On our first full day in Arizona, we visited two historic Hohokam sites: Pueblo Grande and Casa Grande. Both sites were built over 1000 years ago, and what really stood out to me was the ability of this ancient civilization to create buildings and canals on such a large scale.
Both Pueblo Grande and Casa Grande have been preserved by archaeologists in the modern day, and it was amazing to be able to get so close to the structures. When we were in the museum at Pueblo Grande, we got a look at some of the tools that the Hohokam used to create their canals and buildings. I was stunned by the simplicity of their tools, especially the “digging sticks” used to dig the canals. I can barely imagine digging a 10 x 30 foot canal with proper shovels, let alone sticks.

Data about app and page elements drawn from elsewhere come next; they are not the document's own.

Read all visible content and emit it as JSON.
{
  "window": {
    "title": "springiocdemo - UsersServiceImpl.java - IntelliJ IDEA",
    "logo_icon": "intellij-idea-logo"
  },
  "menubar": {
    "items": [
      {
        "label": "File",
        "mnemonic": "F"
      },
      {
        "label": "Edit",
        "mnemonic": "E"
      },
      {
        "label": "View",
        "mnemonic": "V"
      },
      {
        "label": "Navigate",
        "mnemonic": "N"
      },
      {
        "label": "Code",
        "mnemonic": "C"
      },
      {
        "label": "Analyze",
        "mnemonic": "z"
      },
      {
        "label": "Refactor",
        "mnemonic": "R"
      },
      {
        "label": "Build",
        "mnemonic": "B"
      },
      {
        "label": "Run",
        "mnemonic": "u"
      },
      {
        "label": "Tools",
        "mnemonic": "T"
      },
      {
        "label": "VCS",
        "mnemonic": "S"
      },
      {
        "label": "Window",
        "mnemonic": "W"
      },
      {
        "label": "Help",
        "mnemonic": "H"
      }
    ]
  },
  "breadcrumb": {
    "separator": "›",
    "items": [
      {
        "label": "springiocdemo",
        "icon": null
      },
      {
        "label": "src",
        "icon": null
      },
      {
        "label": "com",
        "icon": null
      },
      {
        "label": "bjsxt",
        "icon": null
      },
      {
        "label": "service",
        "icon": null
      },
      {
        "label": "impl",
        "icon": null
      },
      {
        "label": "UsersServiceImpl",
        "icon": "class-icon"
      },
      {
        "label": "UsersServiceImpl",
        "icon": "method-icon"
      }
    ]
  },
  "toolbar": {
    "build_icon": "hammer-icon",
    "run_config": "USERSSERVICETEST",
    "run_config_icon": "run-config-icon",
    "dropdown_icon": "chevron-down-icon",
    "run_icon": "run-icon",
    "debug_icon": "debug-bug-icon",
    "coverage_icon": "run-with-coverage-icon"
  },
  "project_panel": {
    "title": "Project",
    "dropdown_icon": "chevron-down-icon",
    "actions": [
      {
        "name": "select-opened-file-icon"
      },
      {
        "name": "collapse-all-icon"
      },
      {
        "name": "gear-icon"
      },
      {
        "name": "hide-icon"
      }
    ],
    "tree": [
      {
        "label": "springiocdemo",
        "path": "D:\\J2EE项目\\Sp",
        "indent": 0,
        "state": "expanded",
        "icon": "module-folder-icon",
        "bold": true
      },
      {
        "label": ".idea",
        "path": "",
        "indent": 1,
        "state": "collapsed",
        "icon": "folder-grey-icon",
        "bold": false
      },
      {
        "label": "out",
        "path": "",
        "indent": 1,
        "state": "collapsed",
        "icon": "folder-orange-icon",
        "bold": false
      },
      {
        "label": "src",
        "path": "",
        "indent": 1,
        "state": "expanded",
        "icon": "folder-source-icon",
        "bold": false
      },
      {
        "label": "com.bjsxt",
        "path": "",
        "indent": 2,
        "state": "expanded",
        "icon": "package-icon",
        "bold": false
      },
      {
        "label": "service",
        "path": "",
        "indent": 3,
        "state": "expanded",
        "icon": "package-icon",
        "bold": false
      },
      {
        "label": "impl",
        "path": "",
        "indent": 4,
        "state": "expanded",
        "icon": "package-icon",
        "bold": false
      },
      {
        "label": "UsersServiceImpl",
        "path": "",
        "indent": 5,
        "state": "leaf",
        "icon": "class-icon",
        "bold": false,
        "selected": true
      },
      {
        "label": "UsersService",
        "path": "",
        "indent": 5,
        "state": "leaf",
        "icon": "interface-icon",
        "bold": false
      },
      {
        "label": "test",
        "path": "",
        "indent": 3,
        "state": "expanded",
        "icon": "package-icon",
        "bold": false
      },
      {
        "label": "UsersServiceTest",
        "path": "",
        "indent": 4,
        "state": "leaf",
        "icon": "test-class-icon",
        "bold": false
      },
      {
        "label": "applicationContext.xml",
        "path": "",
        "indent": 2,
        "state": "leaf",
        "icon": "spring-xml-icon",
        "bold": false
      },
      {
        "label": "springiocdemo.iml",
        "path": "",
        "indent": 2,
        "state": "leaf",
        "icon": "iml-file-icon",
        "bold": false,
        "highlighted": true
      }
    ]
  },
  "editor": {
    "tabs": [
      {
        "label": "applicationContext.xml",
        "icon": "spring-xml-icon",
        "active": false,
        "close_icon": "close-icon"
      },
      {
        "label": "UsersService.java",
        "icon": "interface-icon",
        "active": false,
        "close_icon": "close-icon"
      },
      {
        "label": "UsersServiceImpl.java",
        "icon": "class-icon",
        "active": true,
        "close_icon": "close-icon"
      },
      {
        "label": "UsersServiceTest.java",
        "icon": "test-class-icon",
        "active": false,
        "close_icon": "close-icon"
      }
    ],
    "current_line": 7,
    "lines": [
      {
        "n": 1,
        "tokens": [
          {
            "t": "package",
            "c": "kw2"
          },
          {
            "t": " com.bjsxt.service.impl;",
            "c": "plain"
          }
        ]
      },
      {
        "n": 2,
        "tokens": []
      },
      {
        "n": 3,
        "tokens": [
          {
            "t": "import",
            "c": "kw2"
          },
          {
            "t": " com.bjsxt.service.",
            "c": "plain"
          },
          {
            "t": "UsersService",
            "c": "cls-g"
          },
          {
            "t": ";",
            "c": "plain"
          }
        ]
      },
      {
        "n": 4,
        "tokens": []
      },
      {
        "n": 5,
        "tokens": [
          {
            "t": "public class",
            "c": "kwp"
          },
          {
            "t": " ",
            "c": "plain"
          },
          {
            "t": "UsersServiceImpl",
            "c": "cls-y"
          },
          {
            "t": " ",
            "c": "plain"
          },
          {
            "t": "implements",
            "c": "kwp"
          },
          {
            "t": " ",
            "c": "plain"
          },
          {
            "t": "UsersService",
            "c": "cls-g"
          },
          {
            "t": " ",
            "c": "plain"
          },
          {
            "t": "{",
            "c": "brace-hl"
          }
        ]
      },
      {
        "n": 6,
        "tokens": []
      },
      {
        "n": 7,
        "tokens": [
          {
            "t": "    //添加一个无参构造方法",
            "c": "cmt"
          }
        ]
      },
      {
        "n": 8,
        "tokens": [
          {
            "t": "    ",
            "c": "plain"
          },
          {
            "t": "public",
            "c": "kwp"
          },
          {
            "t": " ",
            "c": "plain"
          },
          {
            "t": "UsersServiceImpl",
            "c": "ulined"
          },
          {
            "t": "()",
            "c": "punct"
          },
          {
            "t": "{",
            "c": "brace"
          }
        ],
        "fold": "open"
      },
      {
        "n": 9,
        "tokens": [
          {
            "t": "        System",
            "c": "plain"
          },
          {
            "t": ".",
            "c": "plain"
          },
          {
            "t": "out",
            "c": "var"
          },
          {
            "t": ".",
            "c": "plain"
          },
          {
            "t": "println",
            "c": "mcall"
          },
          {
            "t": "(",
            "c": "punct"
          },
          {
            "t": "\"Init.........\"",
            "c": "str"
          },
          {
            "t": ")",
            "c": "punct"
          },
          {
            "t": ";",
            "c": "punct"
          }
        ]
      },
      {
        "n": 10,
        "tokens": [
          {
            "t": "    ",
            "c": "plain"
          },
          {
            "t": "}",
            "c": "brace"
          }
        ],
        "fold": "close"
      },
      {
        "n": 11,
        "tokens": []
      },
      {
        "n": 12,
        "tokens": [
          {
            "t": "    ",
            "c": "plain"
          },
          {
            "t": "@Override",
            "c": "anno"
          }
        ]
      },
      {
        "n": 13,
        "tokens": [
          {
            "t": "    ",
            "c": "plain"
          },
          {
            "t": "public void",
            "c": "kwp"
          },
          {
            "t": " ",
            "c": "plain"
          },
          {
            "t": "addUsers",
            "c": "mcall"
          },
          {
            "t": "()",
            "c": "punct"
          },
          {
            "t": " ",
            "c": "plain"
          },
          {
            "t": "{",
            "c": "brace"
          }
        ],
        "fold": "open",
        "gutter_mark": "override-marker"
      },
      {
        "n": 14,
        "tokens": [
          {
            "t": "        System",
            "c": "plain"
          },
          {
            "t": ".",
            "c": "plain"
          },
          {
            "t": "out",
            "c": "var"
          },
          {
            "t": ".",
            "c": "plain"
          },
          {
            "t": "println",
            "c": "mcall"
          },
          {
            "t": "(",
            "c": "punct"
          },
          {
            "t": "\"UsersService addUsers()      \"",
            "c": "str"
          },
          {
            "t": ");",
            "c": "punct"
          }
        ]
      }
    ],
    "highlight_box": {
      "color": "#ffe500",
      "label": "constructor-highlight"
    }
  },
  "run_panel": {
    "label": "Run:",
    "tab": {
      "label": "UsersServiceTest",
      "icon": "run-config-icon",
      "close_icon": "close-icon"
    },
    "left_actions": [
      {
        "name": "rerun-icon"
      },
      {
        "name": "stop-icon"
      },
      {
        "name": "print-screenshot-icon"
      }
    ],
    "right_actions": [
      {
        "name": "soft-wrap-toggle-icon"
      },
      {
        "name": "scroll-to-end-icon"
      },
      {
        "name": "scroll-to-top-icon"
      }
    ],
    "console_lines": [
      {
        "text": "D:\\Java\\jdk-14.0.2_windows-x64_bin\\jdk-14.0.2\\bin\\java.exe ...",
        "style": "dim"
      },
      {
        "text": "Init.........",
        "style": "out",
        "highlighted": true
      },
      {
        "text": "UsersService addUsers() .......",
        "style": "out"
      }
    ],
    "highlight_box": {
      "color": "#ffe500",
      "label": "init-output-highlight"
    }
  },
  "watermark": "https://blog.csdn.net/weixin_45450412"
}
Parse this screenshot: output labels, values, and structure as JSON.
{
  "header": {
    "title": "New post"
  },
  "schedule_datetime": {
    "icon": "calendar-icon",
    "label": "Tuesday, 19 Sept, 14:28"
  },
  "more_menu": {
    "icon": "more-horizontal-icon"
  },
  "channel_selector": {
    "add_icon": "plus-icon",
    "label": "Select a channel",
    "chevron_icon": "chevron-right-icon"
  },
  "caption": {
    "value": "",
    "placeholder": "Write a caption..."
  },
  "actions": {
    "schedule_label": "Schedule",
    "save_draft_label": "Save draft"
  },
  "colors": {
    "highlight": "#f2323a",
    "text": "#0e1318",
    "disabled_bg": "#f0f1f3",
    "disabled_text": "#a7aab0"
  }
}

I think that the lack of proper construction tools really speaks volumes about the Hohokam people’s refusal to migrate away from their sacred lands. It took extraordinary efforts from every adult in the community to build these structures and canal systems when they could have migrated to somewhere with greater rainfall. Admittedly they did do this eventually (we think); however, this still illustrates the idea of place centeredness in Native American cosmology.